If get this right, the criticism is about the referendum that we put to the Australian people, which those opposite promised to put to the Australian people at every election from 2007 on. Every leader of the Liberal Party, according to the Leader of the Opposition, said they would advance Constitutional recognition, but it didn't happen. They never put it to a referendum. So what we did was put it to a referendum
They opposed it and now I'm not quite sure what they are trying to get at. But it follows that the Deputy Leader of the Opposition is asking a question about the views of Indigenous Australians—
Mr Speaker, on relevance, it was a very direct question: is the Prime Minister walking away from his commitment to Voice, Treaty and Truth just as his mentor Kevin Rudd similarly did? He cannot answer a simple question.
On the point of order, this was a question that went over decades—three of them. We are now in 2023 and the question went to what occurred in 2009. It was about Indigenous affairs, it was about climate change, it was about parliament, it was about referendums, and it was about Constitutional change. My point is I don't think it was very direct.
The Prime Minister will pause. Just to be clear, they were a number of moving parts to this question. The Prime Minister has one minute and 20 seconds remaining.

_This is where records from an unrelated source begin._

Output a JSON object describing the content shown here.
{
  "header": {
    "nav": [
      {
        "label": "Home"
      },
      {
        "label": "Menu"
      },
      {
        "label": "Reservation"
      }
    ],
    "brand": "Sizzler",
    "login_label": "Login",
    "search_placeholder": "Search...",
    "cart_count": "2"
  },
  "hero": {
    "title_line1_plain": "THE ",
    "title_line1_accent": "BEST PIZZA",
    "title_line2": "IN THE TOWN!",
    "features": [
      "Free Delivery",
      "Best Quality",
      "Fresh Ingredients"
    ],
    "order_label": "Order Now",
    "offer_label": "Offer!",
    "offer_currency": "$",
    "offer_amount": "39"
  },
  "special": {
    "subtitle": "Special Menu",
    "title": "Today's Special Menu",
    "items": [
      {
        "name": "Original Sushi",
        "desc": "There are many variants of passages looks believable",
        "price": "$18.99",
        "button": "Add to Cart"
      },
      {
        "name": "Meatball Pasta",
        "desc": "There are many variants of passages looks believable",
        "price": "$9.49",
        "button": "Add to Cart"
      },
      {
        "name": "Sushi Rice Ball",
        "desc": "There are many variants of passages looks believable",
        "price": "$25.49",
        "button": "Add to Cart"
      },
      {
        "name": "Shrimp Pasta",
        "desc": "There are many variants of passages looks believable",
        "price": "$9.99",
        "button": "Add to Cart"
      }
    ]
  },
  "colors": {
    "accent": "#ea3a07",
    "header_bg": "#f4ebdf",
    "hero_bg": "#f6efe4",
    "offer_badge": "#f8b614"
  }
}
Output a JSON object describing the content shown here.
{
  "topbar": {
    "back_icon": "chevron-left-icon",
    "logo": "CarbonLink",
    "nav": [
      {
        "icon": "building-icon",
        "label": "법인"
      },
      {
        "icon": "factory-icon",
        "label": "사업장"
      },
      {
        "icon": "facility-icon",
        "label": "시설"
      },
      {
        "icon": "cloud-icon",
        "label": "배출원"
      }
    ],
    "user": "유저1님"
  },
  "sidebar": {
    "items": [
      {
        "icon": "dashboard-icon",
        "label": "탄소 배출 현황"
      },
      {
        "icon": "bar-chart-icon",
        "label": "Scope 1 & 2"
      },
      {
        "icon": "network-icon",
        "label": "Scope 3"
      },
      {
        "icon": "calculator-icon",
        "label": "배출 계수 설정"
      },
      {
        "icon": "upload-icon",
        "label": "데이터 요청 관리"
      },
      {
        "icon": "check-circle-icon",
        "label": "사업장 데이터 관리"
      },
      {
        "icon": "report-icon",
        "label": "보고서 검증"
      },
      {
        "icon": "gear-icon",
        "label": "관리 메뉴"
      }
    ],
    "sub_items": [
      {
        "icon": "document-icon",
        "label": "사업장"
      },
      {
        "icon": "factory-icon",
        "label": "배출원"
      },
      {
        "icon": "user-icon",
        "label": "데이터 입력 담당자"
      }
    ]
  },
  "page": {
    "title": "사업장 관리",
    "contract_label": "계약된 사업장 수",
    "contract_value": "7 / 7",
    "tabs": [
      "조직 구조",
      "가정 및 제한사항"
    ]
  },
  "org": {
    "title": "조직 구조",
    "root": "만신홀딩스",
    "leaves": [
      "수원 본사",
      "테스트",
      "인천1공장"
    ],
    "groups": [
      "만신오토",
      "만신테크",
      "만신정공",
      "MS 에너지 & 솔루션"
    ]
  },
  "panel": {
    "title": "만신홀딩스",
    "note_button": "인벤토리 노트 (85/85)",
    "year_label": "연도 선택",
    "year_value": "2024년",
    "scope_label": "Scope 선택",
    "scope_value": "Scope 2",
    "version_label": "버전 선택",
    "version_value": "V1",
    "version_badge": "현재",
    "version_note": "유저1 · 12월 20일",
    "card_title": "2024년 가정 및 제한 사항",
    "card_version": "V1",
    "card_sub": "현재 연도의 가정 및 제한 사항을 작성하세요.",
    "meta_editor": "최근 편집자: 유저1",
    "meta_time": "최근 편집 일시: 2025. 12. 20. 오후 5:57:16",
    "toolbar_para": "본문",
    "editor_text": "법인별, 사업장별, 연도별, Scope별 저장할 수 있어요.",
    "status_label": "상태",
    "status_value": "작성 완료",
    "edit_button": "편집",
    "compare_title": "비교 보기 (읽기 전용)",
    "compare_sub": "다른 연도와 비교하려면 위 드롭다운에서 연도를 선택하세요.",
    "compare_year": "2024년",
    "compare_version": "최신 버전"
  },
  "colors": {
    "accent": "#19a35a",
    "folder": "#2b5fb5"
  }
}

The point of order on relevance has been made. I ask the Prime Minister to return to the question.
What we've had during this question time, incredibly, is that those opposite have sat in their tactics committee and said I know what we would do, we will ask questions about Kevin Rudd and we'll ask questions about the Indigenous Australians who supported a 'yes' campaign in the referendum—and who are disappointed that the referendum didn't get up—having opposed it and having spent months asking questions in here, some of which they knew were, quite frankly, absurd, about the Reserve Bank and other issues. Those opposite are now promising—depending on whether you watch the Sunrise or Today, depending on whether you tune into Channel 7 or Channel 9—they will have a second referendum during the next term, which the Leader of the Opposition says is their policy. But, then again, this is the Leader of the Opposition, who went into their party room and decided they wanted a local, regional and national Voice, and then came out and answered something different. I am a prime minister to who sticks to my commitments and says what I will do and then does it—which is why you don't recognise it.
Honourable members interjecting—